- **WORK ORDER**
Go through the entries below. Copy out every line that contains "kind".

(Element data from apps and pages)

━━━

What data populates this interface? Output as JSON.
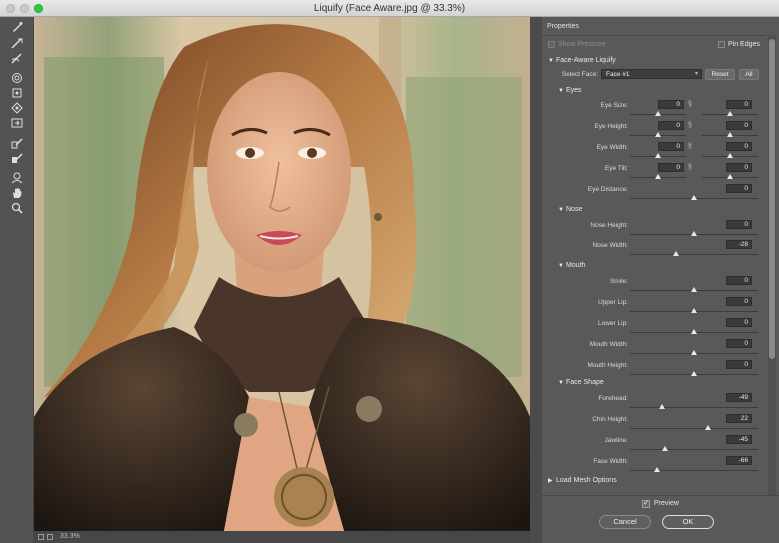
{
  "window": {
    "title": "Liquify (Face Aware.jpg @ 33.3%)"
  },
  "tools": [
    {
      "name": "forward-warp-tool-icon",
      "glyph": "✎"
    },
    {
      "name": "reconstruct-tool-icon",
      "glyph": "⟋"
    },
    {
      "name": "smooth-tool-icon",
      "glyph": "⟋"
    },
    {
      "name": "twirl-tool-icon",
      "glyph": "◎"
    },
    {
      "name": "pucker-tool-icon",
      "glyph": "⊡"
    },
    {
      "name": "bloat-tool-icon",
      "glyph": "◈"
    },
    {
      "name": "push-left-tool-icon",
      "glyph": "⧉"
    },
    {
      "name": "freeze-mask-tool-icon",
      "glyph": "✐"
    },
    {
      "name": "thaw-mask-tool-icon",
      "glyph": "✐"
    },
    {
      "name": "face-tool-icon",
      "glyph": "☺"
    },
    {
      "name": "hand-tool-icon",
      "glyph": "✋"
    },
    {
      "name": "zoom-tool-icon",
      "glyph": "⌕"
    }
  ],
  "status": {
    "zoom": "33.3%"
  },
  "panel": {
    "title": "Properties",
    "symmetrical": "Show Pressure",
    "pin_edges": "Pin Edges",
    "face_aware": {
      "title": "Face-Aware Liquify",
      "select_face_label": "Select Face:",
      "select_face_value": "Face #1",
      "reset": "Reset",
      "all": "All"
    },
    "eyes": {
      "title": "Eyes",
      "size": {
        "label": "Eye Size:",
        "left": "0",
        "right": "0"
      },
      "height": {
        "label": "Eye Height:",
        "left": "0",
        "right": "0"
      },
      "width": {
        "label": "Eye Width:",
        "left": "0",
        "right": "0"
      },
      "tilt": {
        "label": "Eye Tilt:",
        "left": "0",
        "right": "0"
      },
      "distance": {
        "label": "Eye Distance:",
        "value": "0"
      }
    },
    "nose": {
      "title": "Nose",
      "height": {
        "label": "Nose Height:",
        "value": "0"
      },
      "width": {
        "label": "Nose Width:",
        "value": "-28"
      }
    },
    "mouth": {
      "title": "Mouth",
      "smile": {
        "label": "Smile:",
        "value": "0"
      },
      "upper_lip": {
        "label": "Upper Lip:",
        "value": "0"
      },
      "lower_lip": {
        "label": "Lower Lip:",
        "value": "0"
      },
      "mouth_width": {
        "label": "Mouth Width:",
        "value": "0"
      },
      "mouth_height": {
        "label": "Mouth Height:",
        "value": "0"
      }
    },
    "face_shape": {
      "title": "Face Shape",
      "forehead": {
        "label": "Forehead:",
        "value": "-49"
      },
      "chin_height": {
        "label": "Chin Height:",
        "value": "22"
      },
      "jawline": {
        "label": "Jawline:",
        "value": "-45"
      },
      "face_width": {
        "label": "Face Width:",
        "value": "-66"
      }
    },
    "load_mesh": "Load Mesh Options",
    "preview": "Preview",
    "cancel": "Cancel",
    "ok": "OK"
  },
  "colors": {
    "panel_bg": "#595959",
    "field_bg": "#3a3a3a",
    "accent_close": "#2cc840"
  }
}
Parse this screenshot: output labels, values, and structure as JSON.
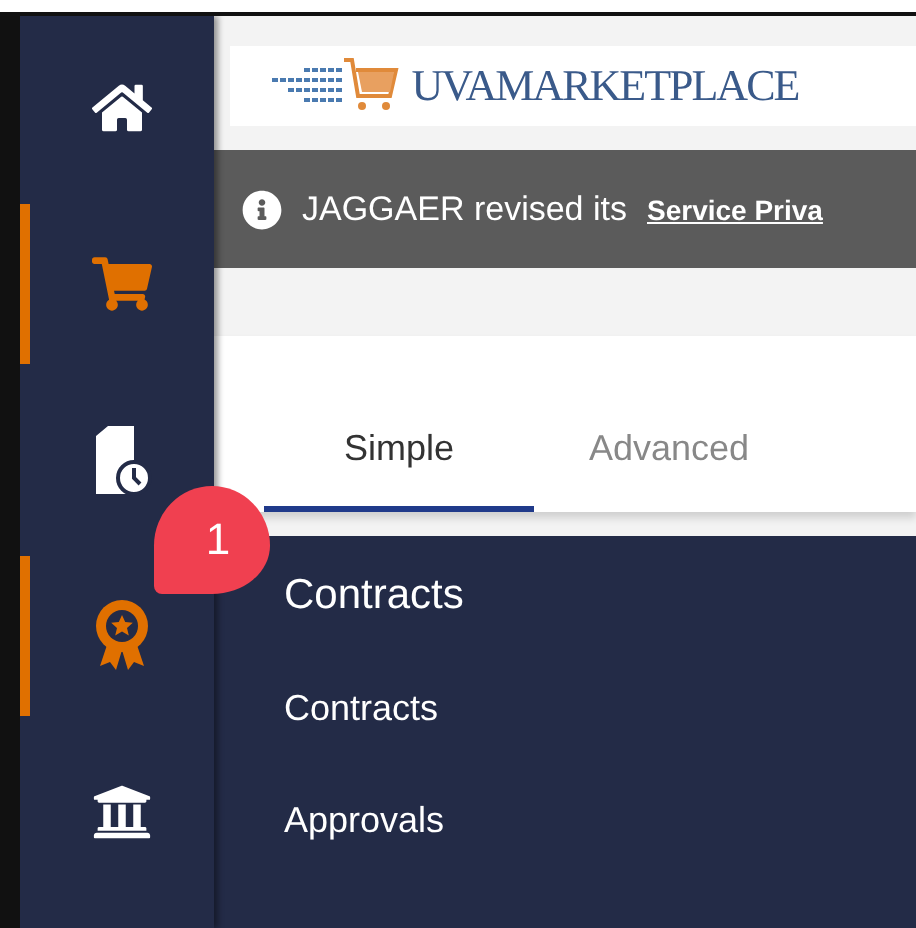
{
  "sidebar": {
    "items": [
      {
        "kind": "home",
        "selected": false
      },
      {
        "kind": "cart",
        "selected": true
      },
      {
        "kind": "history",
        "selected": false
      },
      {
        "kind": "award",
        "selected": true
      },
      {
        "kind": "bank",
        "selected": false
      }
    ]
  },
  "logo": {
    "text": "UVAMARKETPLACE"
  },
  "banner": {
    "text": "JAGGAER revised its ",
    "link": "Service Priva"
  },
  "tabs": [
    {
      "label": "Simple",
      "selected": true
    },
    {
      "label": "Advanced",
      "selected": false
    }
  ],
  "callout": {
    "number": "1"
  },
  "menu": {
    "heading": "Contracts",
    "items": [
      "Contracts",
      "Approvals"
    ]
  }
}
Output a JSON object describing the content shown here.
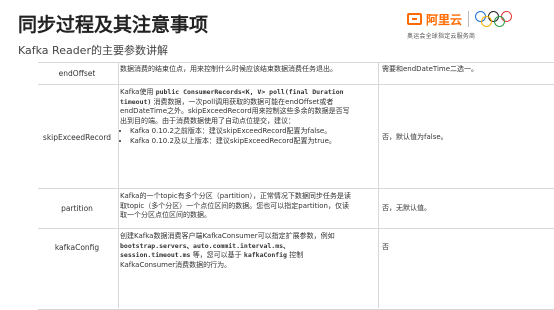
{
  "header": {
    "title": "同步过程及其注意事项",
    "subtitle": "Kafka Reader的主要参数讲解"
  },
  "brand": {
    "name": "阿里云",
    "tagline": "奥运会全球指定云服务商",
    "accent": "#ff6a00"
  },
  "table": {
    "rows": [
      {
        "name": "endOffset",
        "desc": "数据消费的结束位点，用来控制什么时候应该结束数据消费任务退出。",
        "default": "需要和endDateTime二选一。"
      },
      {
        "name": "skipExceedRecord",
        "desc_pre": "Kafka使用",
        "desc_code1": "public ConsumerRecords<K, V> poll(final Duration timeout)",
        "desc_mid": "消费数据，一次poll调用获取的数据可能在endOffset或者endDateTime之外。skipExceedRecord用来控制这些多余的数据是否写出到目的端。由于消费数据使用了自动点位提交，建议：",
        "bullets": [
          "Kafka 0.10.2之前版本：建议skipExceedRecord配置为false。",
          "Kafka 0.10.2及以上版本：建议skipExceedRecord配置为true。"
        ],
        "default": "否，默认值为false。"
      },
      {
        "name": "partition",
        "desc": "Kafka的一个topic有多个分区（partition），正常情况下数据同步任务是读取topic（多个分区）一个点位区间的数据。您也可以指定partition，仅读取一个分区点位区间的数据。",
        "default": "否，无默认值。"
      },
      {
        "name": "kafkaConfig",
        "desc_pre": "创建Kafka数据消费客户端KafkaConsumer可以指定扩展参数，例如",
        "desc_code1": "bootstrap.servers、auto.commit.interval.ms、session.timeout.ms",
        "desc_mid": "等，您可以基于",
        "desc_code2": "kafkaConfig",
        "desc_post": "控制KafkaConsumer消费数据的行为。",
        "default": "否"
      }
    ]
  }
}
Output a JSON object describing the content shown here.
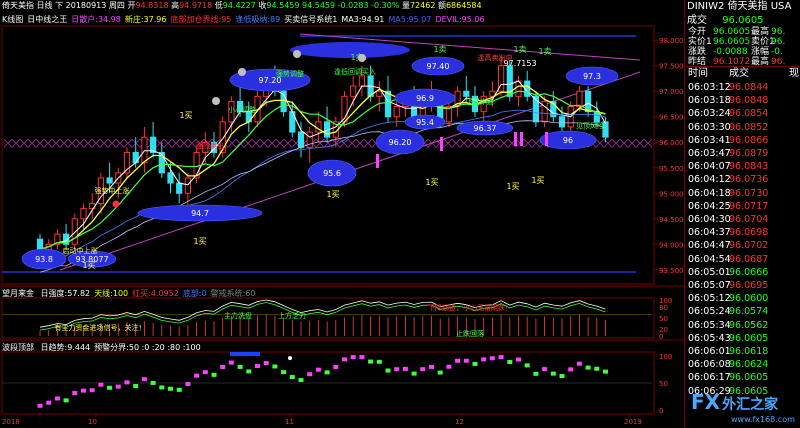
{
  "header": {
    "name": "倚天美指",
    "period": "日线",
    "direction": "下",
    "date": "20180913",
    "weekday": "周四",
    "open_label": "开",
    "open": "94.8318",
    "high_label": "高",
    "high": "94.9718",
    "low_label": "低",
    "low": "94.4227",
    "close_label": "收",
    "close": "94.5459",
    "ref": "94.5459",
    "change": "-0.0283",
    "pct": "-0.30%",
    "vol_label": "量",
    "vol": "72462",
    "amt_label": "额",
    "amt": "6864584"
  },
  "indicator_line": {
    "items": [
      {
        "text": "K线图",
        "color": "#ffffff"
      },
      {
        "text": "日中线之王",
        "color": "#ffffff"
      },
      {
        "text": "日散户:34.98",
        "color": "#ff40ff"
      },
      {
        "text": "新庄:37.96",
        "color": "#ffff00"
      },
      {
        "text": "底部加仓界线:95",
        "color": "#ff3030"
      },
      {
        "text": "逢低吸纳:89",
        "color": "#4080ff"
      },
      {
        "text": "买卖信号系统1",
        "color": "#ffffff"
      },
      {
        "text": "MA3:94.91",
        "color": "#ffffff"
      },
      {
        "text": "MA5:95.07",
        "color": "#4060ff"
      },
      {
        "text": "DEVIL:95.06",
        "color": "#ff40ff"
      }
    ]
  },
  "main_axis": {
    "labels": [
      "98.000",
      "97.500",
      "97.000",
      "96.500",
      "96.000",
      "95.500",
      "95.000",
      "94.500",
      "94.000",
      "93.500"
    ],
    "min": 93.3,
    "max": 98.2
  },
  "annotations": {
    "ovals": [
      "97.20",
      "97.40",
      "97.3",
      "96.9",
      "95.4",
      "96.37",
      "96.20",
      "96",
      "95.6",
      "94.7",
      "93.8",
      "93.8077"
    ],
    "peak": "97.7153",
    "buy_marks": [
      "1买",
      "1买",
      "1买",
      "1买",
      "1买",
      "1买",
      "1买"
    ],
    "sell_marks": [
      "1卖",
      "1卖",
      "1卖",
      "1卖"
    ],
    "texts": [
      "下降中途",
      "强势中上涨",
      "启动中上涨",
      "小心调整",
      "强势调整",
      "强烈卖出",
      "见顶风险",
      "逢低回调买入",
      "逢高卖出中"
    ]
  },
  "panel2": {
    "title": "望月来金",
    "items": [
      {
        "text": "日强度:57.82",
        "color": "#ffffff"
      },
      {
        "text": "天线:100",
        "color": "#ffff00"
      },
      {
        "text": "红买:4.0952",
        "color": "#ff3030"
      },
      {
        "text": "底部:0",
        "color": "#4080ff"
      },
      {
        "text": "警戒系统:60",
        "color": "#808080"
      }
    ],
    "axis": [
      "100",
      "80",
      "50",
      "20",
      "0"
    ],
    "texts": [
      "下降通道，小心无量阴跌！",
      "主力洗盘",
      "上方乏力",
      "有主力资金进场信号，关注！",
      "止跌回落"
    ]
  },
  "panel3": {
    "title": "波段顶部",
    "items": [
      {
        "text": "日趋势:9.444",
        "color": "#ffffff"
      },
      {
        "text": "预警分界:50 :0 :20 :80 :100",
        "color": "#ffffff"
      }
    ],
    "axis": [
      "100",
      "50",
      "0"
    ]
  },
  "x_axis": {
    "labels": [
      "2018",
      "10",
      "11",
      "12",
      "2019"
    ]
  },
  "chart_data": {
    "type": "candlestick",
    "candles": [
      [
        94.1,
        94.2,
        93.7,
        93.9
      ],
      [
        93.9,
        94.1,
        93.6,
        94.0
      ],
      [
        94.0,
        94.3,
        93.9,
        94.2
      ],
      [
        94.2,
        94.4,
        93.9,
        94.0
      ],
      [
        94.0,
        94.6,
        93.9,
        94.5
      ],
      [
        94.5,
        94.8,
        94.3,
        94.7
      ],
      [
        94.7,
        95.0,
        94.5,
        94.8
      ],
      [
        94.8,
        95.4,
        94.6,
        95.3
      ],
      [
        95.3,
        95.6,
        95.0,
        95.2
      ],
      [
        95.2,
        95.5,
        94.9,
        95.4
      ],
      [
        95.4,
        95.9,
        95.3,
        95.8
      ],
      [
        95.8,
        96.1,
        95.5,
        95.6
      ],
      [
        95.6,
        96.3,
        95.4,
        96.1
      ],
      [
        96.1,
        96.4,
        95.7,
        95.8
      ],
      [
        95.8,
        96.0,
        95.3,
        95.4
      ],
      [
        95.4,
        95.6,
        95.0,
        95.2
      ],
      [
        95.2,
        95.4,
        94.8,
        95.0
      ],
      [
        95.0,
        95.4,
        94.7,
        95.3
      ],
      [
        95.3,
        95.9,
        95.2,
        95.8
      ],
      [
        95.8,
        96.2,
        95.6,
        96.0
      ],
      [
        96.0,
        96.2,
        95.7,
        95.8
      ],
      [
        95.8,
        96.5,
        95.7,
        96.4
      ],
      [
        96.4,
        96.9,
        96.2,
        96.8
      ],
      [
        96.8,
        97.1,
        96.5,
        96.6
      ],
      [
        96.6,
        96.8,
        96.2,
        96.4
      ],
      [
        96.4,
        97.0,
        96.3,
        96.9
      ],
      [
        96.9,
        97.4,
        96.7,
        97.2
      ],
      [
        97.2,
        97.5,
        96.9,
        97.0
      ],
      [
        97.0,
        97.2,
        96.5,
        96.6
      ],
      [
        96.6,
        96.8,
        96.1,
        96.2
      ],
      [
        96.2,
        96.4,
        95.7,
        95.9
      ],
      [
        95.9,
        96.3,
        95.6,
        96.2
      ],
      [
        96.2,
        96.6,
        96.0,
        96.4
      ],
      [
        96.4,
        96.7,
        96.0,
        96.1
      ],
      [
        96.1,
        96.5,
        95.9,
        96.4
      ],
      [
        96.4,
        97.0,
        96.3,
        96.9
      ],
      [
        96.9,
        97.3,
        96.7,
        97.1
      ],
      [
        97.1,
        97.5,
        96.9,
        97.3
      ],
      [
        97.3,
        97.5,
        96.8,
        96.9
      ],
      [
        96.9,
        97.2,
        96.6,
        97.0
      ],
      [
        97.0,
        97.3,
        96.4,
        96.5
      ],
      [
        96.5,
        96.8,
        96.3,
        96.7
      ],
      [
        96.7,
        97.0,
        96.5,
        96.8
      ],
      [
        96.8,
        97.1,
        96.4,
        96.5
      ],
      [
        96.5,
        96.9,
        96.3,
        96.8
      ],
      [
        96.8,
        97.2,
        96.6,
        96.9
      ],
      [
        96.9,
        97.0,
        96.3,
        96.4
      ],
      [
        96.4,
        96.8,
        96.3,
        96.7
      ],
      [
        96.7,
        97.1,
        96.5,
        97.0
      ],
      [
        97.0,
        97.3,
        96.8,
        96.9
      ],
      [
        96.9,
        97.1,
        96.5,
        96.6
      ],
      [
        96.6,
        97.0,
        96.4,
        96.9
      ],
      [
        96.9,
        97.2,
        96.7,
        97.0
      ],
      [
        97.0,
        97.7,
        96.9,
        97.5
      ],
      [
        97.5,
        97.6,
        96.8,
        96.9
      ],
      [
        96.9,
        97.3,
        96.7,
        97.2
      ],
      [
        97.2,
        97.4,
        96.8,
        96.9
      ],
      [
        96.9,
        97.0,
        96.3,
        96.4
      ],
      [
        96.4,
        96.9,
        96.3,
        96.8
      ],
      [
        96.8,
        97.0,
        96.4,
        96.5
      ],
      [
        96.5,
        96.7,
        96.1,
        96.3
      ],
      [
        96.3,
        96.8,
        96.2,
        96.7
      ],
      [
        96.7,
        97.1,
        96.6,
        97.0
      ],
      [
        97.0,
        97.1,
        96.5,
        96.6
      ],
      [
        96.6,
        96.8,
        96.3,
        96.4
      ],
      [
        96.4,
        96.5,
        96.0,
        96.1
      ]
    ]
  },
  "right": {
    "title": "成交",
    "title_price": "96.0605",
    "quote": [
      {
        "k": "今开",
        "v": "96.0605",
        "k2": "最高",
        "v2": "96.",
        "c": "g"
      },
      {
        "k": "实价1",
        "v": "96.0605",
        "k2": "卖价1",
        "v2": "96.",
        "c": "g"
      },
      {
        "k": "涨跌",
        "v": "-0.0088",
        "k2": "涨幅",
        "v2": "-0.",
        "c": "g"
      },
      {
        "k": "昨结",
        "v": "96.1072",
        "k2": "最高",
        "v2": "96.",
        "c": "r"
      }
    ],
    "list_header": {
      "time": "时间",
      "price": "成交",
      "extra": "现"
    },
    "ticks": [
      {
        "t": "06:03:12",
        "p": "96.0844",
        "c": "r"
      },
      {
        "t": "06:03:18",
        "p": "96.0848",
        "c": "r"
      },
      {
        "t": "06:03:24",
        "p": "96.0854",
        "c": "r"
      },
      {
        "t": "06:03:30",
        "p": "96.0852",
        "c": "r"
      },
      {
        "t": "06:03:41",
        "p": "96.0866",
        "c": "r"
      },
      {
        "t": "06:03:47",
        "p": "96.0879",
        "c": "r"
      },
      {
        "t": "06:04:07",
        "p": "96.0843",
        "c": "r"
      },
      {
        "t": "06:04:12",
        "p": "96.0736",
        "c": "r"
      },
      {
        "t": "06:04:18",
        "p": "96.0730",
        "c": "r"
      },
      {
        "t": "06:04:25",
        "p": "96.0717",
        "c": "r"
      },
      {
        "t": "06:04:30",
        "p": "96.0704",
        "c": "r"
      },
      {
        "t": "06:04:37",
        "p": "96.0698",
        "c": "r"
      },
      {
        "t": "06:04:47",
        "p": "96.0702",
        "c": "r"
      },
      {
        "t": "06:04:54",
        "p": "96.0687",
        "c": "r"
      },
      {
        "t": "06:05:01",
        "p": "96.0666",
        "c": "g"
      },
      {
        "t": "06:05:07",
        "p": "96.0695",
        "c": "r"
      },
      {
        "t": "06:05:12",
        "p": "96.0600",
        "c": "g"
      },
      {
        "t": "06:05:24",
        "p": "96.0574",
        "c": "g"
      },
      {
        "t": "06:05:34",
        "p": "96.0562",
        "c": "g"
      },
      {
        "t": "06:05:43",
        "p": "96.0605",
        "c": "g"
      },
      {
        "t": "06:06:01",
        "p": "96.0618",
        "c": "g"
      },
      {
        "t": "06:06:08",
        "p": "96.0624",
        "c": "g"
      },
      {
        "t": "06:06:17",
        "p": "96.0605",
        "c": "g"
      },
      {
        "t": "06:06:29",
        "p": "96.0605",
        "c": "g"
      }
    ],
    "top": {
      "code": "DINIW2",
      "name": "倚天美指",
      "region": "USA"
    }
  },
  "watermark": {
    "text": "外汇之家",
    "url": "www.fx168.com"
  }
}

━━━

- **SOLVED PROBLEM**
        "kind": "home",
        "kind": "cart",
        "kind": "history",
        "kind": "award",
        "kind": "bank",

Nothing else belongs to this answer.